  • A successful shooting throw is one in which the thrown boule hits and knocks a target boule (located in the center of the target circle) out of the circle. A shooting attempt is NOT considered successful if the thrown boule hits the ground outside of the target circle before hitting the target boule.

If any part of a boule or divot overlaps the target circle, the boule or divot is considered to be inside the circle.

A player’s score (as a pointer or a shooter) is expressed as a percentage— the number of successful throws compared to the total number of throws. For the number to be precise enough to be useful, there must have been at least 20 throws.

With these measures in mind, a player might express his skill level as 80/5 (80% successful as a pointer, and 5% successful as a shooter) or 90/60 (90% successful as a pointer, and 60% successful as a shooter), and so on.
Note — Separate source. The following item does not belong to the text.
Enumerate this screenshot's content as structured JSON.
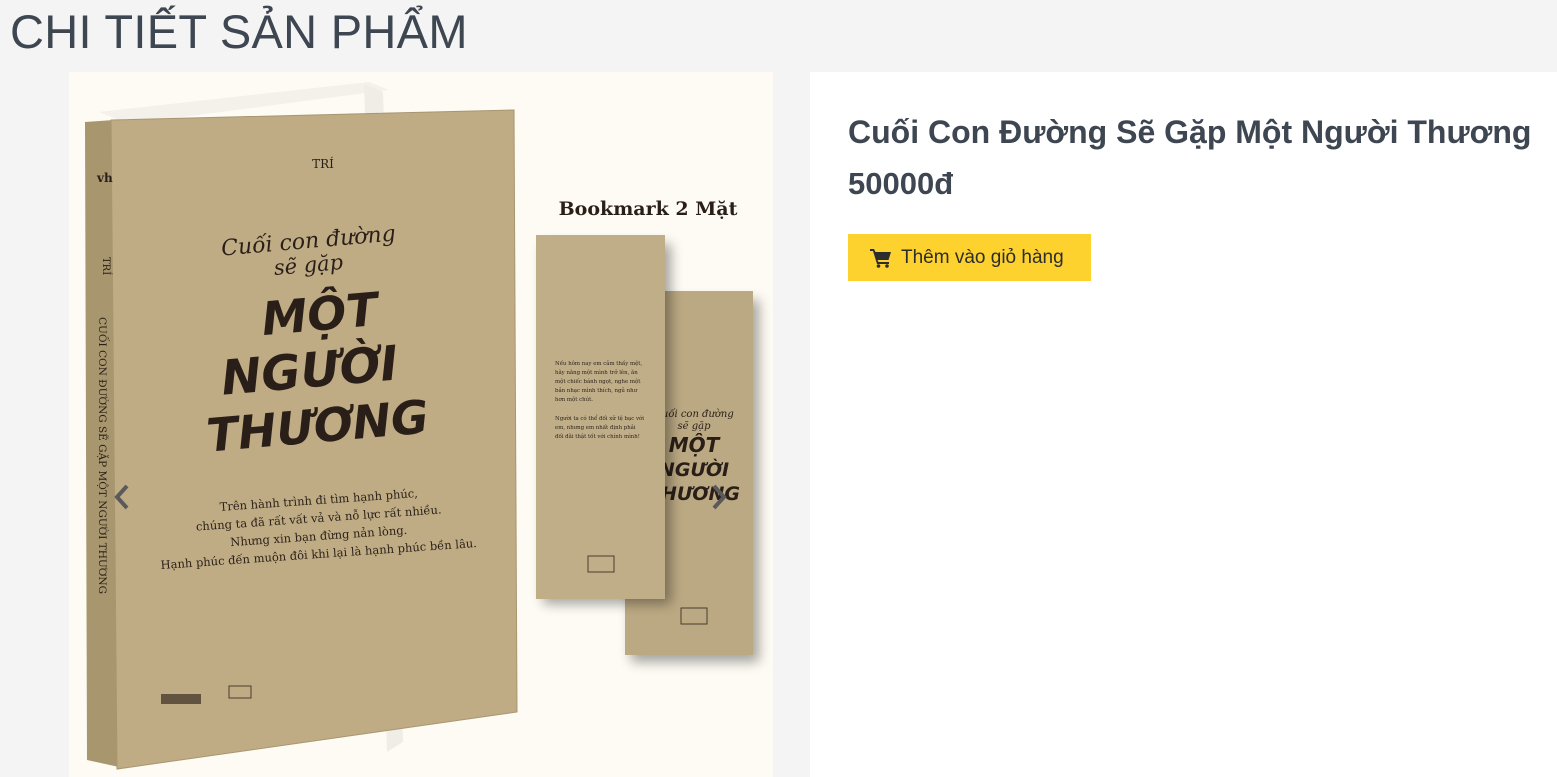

The easiest way to make the measurements is with two people. While one person throws, the other resets the target area between throws and tosses the thrown boules back to the thrower.

Admittedly, such measurements would be very rough. Still, I think even such rough measurements would be useful. I can also imagine that it might be useful to have these measurements at a shorter or longer distance, so a player might rate himself 90/60 at 7 meters, or 75/20 at 9 meters, and so on.